Manually enter the IP address of your SharePoint site to avoid any potential DNS lookup issues.
For simplicity, ensure the public site name is the same as the internal site name entered in the previous step.
Select the Web listener created earlier.
Ensure basic authentication is selected.
Our scenario assumes AAM has already been configured on the SharePoint site.
Selecting “All Authenticated Users” ensures that all traffic is authenticated with AD via the ISA server.
6. Configure hosts file (test scenario only)
At this stage, ISA Server configuration is complete. The final step in ensuring access to our SharePoint site is to ensure that the SharePoint WFE server resolves www.sitename.com to the appropriate IP address on the ISA server (i.e. NOT your SharePoint WFE server). To do that, we are simply going to edit the Windows hosts file on the SharePoint server located in “C:WINDOWSsystem32driversetc”. Open it up with notepad and add an entry in the form ” 192.168.0.100 www.sitename.com”:
Add a hosts file entry on your SharePoint WFE to ensure that your SharePoint site name resolves to the NIC IP on the ISA server.
7. Test and confirm access
Close all open browsers on the SharePoint server, then perform an “ipconfig /flushdns” at the command prompt. Attempt to ping your SharePoint site and ensure you can resolve to the ISA server IP. With any luck you will be presented with the default ISA server HTML logon form:
ISA Server 2006 HTML logon form.
Access to SharePoint 2010 team site via ISA Server 2006 SP1 using basic authentication delegation.
If you are unable to access the site, it could be due to one of the following:
- The SharePoint site is not configured correctly. Try accessing the site directly without the ISA server first, using the same credentials that you are trying to authenticate from the ISA server with.
- The ISA server is not a domain member or located in a trusted domain. This is required for AD authentication.
- You have a loopback issue. Ensure that the ISA server is forward requests to the SharePoint site, as opposed to its own NIC IP. Packets should travel from WFE > ISA > WFE in this test scenario.

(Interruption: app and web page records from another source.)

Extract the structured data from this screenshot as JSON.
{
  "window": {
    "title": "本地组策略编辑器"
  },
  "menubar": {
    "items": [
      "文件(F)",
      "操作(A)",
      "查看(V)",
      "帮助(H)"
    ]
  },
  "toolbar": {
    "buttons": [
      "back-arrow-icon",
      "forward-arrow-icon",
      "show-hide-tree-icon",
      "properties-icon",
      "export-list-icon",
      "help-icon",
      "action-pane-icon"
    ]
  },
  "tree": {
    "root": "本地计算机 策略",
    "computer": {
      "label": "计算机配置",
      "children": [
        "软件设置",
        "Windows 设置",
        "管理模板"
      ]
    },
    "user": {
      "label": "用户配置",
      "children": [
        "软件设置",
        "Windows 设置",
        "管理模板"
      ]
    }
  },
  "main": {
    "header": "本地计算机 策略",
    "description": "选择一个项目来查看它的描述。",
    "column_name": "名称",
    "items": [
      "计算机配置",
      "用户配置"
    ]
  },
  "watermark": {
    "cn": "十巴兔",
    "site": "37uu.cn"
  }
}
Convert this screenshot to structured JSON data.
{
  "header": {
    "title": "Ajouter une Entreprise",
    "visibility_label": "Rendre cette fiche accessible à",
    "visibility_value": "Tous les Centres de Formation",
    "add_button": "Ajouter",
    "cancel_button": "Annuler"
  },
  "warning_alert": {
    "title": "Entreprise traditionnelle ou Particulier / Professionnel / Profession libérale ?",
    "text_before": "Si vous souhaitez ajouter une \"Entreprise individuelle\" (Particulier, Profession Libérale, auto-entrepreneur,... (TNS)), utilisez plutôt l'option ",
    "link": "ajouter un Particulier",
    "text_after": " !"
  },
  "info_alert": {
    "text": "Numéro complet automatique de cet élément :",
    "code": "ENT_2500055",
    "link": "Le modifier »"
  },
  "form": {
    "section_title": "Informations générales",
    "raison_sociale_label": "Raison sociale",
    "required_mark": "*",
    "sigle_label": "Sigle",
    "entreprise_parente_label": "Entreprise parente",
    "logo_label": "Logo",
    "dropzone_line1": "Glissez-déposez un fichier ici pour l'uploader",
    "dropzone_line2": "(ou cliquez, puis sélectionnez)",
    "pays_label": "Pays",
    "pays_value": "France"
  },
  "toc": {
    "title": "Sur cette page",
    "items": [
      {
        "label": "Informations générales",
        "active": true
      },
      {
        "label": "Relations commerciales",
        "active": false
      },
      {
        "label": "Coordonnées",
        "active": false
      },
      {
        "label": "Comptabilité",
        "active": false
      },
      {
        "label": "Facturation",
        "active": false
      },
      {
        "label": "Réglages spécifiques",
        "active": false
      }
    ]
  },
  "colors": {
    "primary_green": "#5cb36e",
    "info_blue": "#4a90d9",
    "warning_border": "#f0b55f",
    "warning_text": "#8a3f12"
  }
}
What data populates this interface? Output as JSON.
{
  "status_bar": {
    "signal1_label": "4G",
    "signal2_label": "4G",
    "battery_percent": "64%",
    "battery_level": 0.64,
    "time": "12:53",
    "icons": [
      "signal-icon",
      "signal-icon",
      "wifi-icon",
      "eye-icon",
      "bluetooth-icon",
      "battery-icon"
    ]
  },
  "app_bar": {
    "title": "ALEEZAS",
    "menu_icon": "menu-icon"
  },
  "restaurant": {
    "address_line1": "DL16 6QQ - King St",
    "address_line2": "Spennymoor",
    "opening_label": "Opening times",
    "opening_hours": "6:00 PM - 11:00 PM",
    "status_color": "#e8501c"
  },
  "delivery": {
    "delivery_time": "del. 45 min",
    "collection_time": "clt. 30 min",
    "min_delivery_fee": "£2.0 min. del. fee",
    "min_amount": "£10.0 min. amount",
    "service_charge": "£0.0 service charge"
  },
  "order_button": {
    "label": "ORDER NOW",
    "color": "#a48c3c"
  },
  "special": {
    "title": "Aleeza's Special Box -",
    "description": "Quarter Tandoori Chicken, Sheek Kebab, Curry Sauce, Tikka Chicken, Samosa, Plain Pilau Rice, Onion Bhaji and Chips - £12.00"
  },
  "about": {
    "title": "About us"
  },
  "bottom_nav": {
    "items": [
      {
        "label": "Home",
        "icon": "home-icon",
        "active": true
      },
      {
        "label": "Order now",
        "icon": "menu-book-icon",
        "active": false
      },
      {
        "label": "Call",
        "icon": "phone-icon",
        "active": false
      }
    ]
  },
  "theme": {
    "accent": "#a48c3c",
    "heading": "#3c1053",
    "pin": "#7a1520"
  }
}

I hope that all makes sense. Feel free to ping me on Twitter if you have any queries. Good luck!